The Champions League is Europe’s premier club competition and is broadcast in over 100 countries worldwide, but would a youth version of it, on a much smaller scale, be able to generate any fervour and replicate its success?
That is what the founders of the NextGen series attempted to find out, with the inaugural competition for under-19 players taking place this season, with illustrious names such as Barcelona, Inter Milan and Ajax competing.
Arsenal were one of several sides who were tipped to be included, but decided to decline for this season to assess the merits or otherwise of the competition with a view to participating next campaign.
When scrutinised further, the competition provides both potential positives and negatives for the players that could compete in it and for the club as a whole.
One major draw of the competition is that even though not all of the fixtures may be played at the respective side’s first-team stadium, the opportunity to travel to different countries and play against sides with different styles would be of huge benefit to those who partake in it and would help to ensure that the players get used to travelling as a team in what will serve as useful preparation should they eventually make the break-through at the club.

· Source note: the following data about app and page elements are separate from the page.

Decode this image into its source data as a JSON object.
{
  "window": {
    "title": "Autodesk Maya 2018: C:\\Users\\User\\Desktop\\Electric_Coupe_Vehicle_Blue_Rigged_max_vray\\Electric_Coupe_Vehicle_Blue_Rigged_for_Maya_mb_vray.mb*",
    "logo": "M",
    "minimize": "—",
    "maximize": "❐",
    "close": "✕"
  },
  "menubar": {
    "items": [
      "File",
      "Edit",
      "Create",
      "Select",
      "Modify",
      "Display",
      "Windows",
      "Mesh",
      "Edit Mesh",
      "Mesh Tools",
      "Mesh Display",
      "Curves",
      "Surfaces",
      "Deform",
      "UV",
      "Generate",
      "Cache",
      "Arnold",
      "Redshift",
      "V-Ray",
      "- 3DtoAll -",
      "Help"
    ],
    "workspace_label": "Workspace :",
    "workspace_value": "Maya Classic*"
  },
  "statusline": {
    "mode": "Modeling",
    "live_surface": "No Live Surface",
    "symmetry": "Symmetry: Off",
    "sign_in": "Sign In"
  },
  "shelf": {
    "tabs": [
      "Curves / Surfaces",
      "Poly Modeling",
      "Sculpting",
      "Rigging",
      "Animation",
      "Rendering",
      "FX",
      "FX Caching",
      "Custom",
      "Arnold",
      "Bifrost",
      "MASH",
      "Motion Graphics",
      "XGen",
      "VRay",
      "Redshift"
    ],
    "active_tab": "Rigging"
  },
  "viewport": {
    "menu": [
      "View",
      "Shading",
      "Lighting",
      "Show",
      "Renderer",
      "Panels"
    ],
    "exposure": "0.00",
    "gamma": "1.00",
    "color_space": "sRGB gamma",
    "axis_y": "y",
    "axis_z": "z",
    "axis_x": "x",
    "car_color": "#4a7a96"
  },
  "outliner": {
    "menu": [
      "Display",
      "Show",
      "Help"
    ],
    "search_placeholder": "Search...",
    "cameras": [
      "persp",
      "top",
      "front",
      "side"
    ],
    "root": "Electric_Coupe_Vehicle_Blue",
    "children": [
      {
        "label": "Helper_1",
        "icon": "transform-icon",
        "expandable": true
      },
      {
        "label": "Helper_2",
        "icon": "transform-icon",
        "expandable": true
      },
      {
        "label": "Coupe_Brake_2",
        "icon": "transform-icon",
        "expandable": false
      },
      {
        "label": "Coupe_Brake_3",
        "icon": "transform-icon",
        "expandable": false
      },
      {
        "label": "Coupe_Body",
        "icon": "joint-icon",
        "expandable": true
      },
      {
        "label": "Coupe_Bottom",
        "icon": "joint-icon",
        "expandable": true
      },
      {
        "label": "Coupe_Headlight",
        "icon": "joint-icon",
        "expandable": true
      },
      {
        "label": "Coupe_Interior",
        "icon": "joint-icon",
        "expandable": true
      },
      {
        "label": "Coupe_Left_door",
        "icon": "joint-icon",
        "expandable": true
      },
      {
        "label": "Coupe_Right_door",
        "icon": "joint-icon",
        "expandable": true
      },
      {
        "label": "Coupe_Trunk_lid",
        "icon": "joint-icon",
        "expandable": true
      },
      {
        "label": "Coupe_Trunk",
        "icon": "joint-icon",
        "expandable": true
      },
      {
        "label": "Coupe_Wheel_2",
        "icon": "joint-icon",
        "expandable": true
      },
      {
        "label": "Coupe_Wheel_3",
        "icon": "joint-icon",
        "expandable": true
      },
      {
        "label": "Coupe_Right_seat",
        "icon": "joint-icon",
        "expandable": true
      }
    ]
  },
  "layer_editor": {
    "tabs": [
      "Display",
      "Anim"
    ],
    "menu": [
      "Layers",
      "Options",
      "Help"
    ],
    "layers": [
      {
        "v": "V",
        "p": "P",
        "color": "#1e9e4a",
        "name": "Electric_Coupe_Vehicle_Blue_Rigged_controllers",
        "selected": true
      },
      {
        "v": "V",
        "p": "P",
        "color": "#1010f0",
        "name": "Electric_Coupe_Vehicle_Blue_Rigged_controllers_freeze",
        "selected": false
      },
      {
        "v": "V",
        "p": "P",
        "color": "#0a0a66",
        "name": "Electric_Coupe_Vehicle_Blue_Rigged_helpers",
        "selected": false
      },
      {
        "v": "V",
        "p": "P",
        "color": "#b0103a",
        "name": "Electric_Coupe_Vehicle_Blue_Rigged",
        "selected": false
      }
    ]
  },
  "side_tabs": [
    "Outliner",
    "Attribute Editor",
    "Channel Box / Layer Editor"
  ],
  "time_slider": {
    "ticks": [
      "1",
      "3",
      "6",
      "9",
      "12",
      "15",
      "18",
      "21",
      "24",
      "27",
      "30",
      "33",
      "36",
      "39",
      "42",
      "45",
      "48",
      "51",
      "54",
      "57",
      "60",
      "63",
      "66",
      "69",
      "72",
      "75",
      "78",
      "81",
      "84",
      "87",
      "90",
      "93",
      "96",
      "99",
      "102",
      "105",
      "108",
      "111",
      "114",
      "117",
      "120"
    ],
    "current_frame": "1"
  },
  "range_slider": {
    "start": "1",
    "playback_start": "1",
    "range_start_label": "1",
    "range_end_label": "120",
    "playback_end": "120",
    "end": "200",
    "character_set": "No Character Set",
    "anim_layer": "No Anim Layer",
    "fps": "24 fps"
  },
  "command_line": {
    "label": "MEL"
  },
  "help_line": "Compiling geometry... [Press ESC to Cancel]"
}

In addition, if Arsenal were to participate, and if the games were to be played at Emirates Stadium, then it would be of double benefit as the players involved would be provided with an incentive as the opportunity to play there on a regular basis starts to edge closer, whilst fans would also be able to see the promising youngsters in action (something which will also occur when Arsenal under-18s face their Chelsea counterparts in a friendly after the Stoke game a week on Sunday).
Participation would not have exclusively positive consequences, however. The competition is currently open to under-19 players, meaning that, although they would still compete in them, the club’s Reserve and Academy League campaigns would be somewhat undermined and the already lengthy injury list of youngsters would likely increase.
Given that Arsenal’s Reserve side is effectively, give or take a couple of players, an under-19 side anyway, their increased schedule of 22 matches would be extended even further, and, although the intensity of the Reserve League has increased in recent years now that the Gunners play teams from both the North and South regions, several sides have decided to pull out of second-string football altogether and focus on youth development instead.
For now, though, the club will see how this season’s tournament develops before deciding on whether to participate next time around.